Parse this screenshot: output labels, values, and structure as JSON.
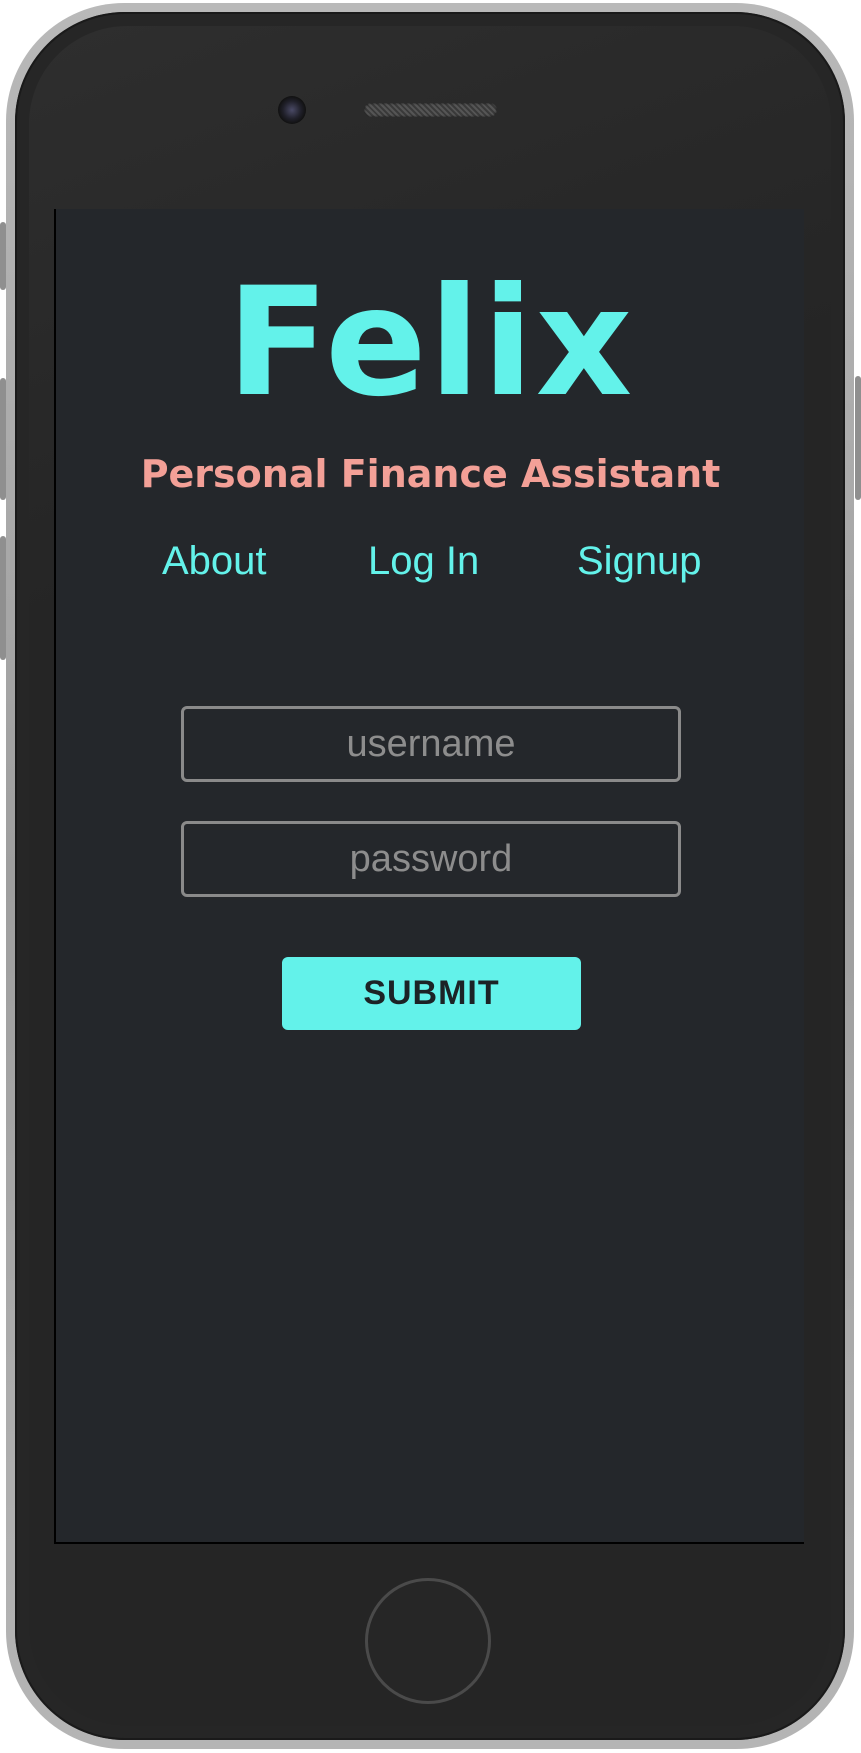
{
  "app": {
    "logo_text": "Felix",
    "tagline": "Personal Finance Assistant"
  },
  "nav": {
    "items": [
      {
        "label": "About"
      },
      {
        "label": "Log In"
      },
      {
        "label": "Signup"
      }
    ]
  },
  "form": {
    "username": {
      "value": "",
      "placeholder": "username"
    },
    "password": {
      "value": "",
      "placeholder": "password"
    },
    "submit_label": "SUBMIT"
  },
  "colors": {
    "accent": "#63f2ea",
    "tagline": "#f3a097",
    "screen_bg": "#24272b",
    "device_body": "#262626",
    "device_frame": "#a8a8a8"
  },
  "icons": {
    "camera": "front-camera-icon",
    "speaker": "earpiece-speaker-icon",
    "home": "home-button-icon"
  }
}
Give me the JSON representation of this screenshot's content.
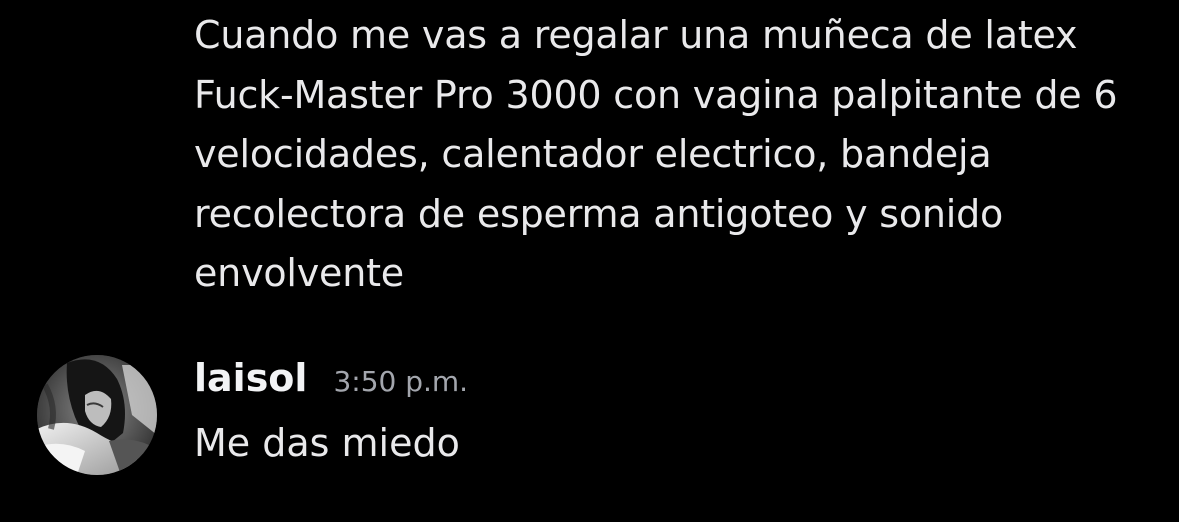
{
  "messages": [
    {
      "text": "Cuando me vas a regalar una muñeca de latex\nFuck-Master Pro 3000 con vagina palpitante de 6\nvelocidades, calentador electrico, bandeja\nrecolectora de esperma antigoteo y sonido\nenvolvente"
    },
    {
      "username": "laisol",
      "timestamp": "3:50 p.m.",
      "text": "Me das miedo",
      "avatar_icon": "user-avatar-image"
    }
  ],
  "colors": {
    "background": "#000000",
    "message_text": "#e9e9eb",
    "username": "#f2f3f5",
    "timestamp": "#a3a6ad"
  }
}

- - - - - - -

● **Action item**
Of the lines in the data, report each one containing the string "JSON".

● **Result of this task**
Parse this screenshot: output labels, values, and structure as JSON.
Give me the JSON representation of this screenshot's content.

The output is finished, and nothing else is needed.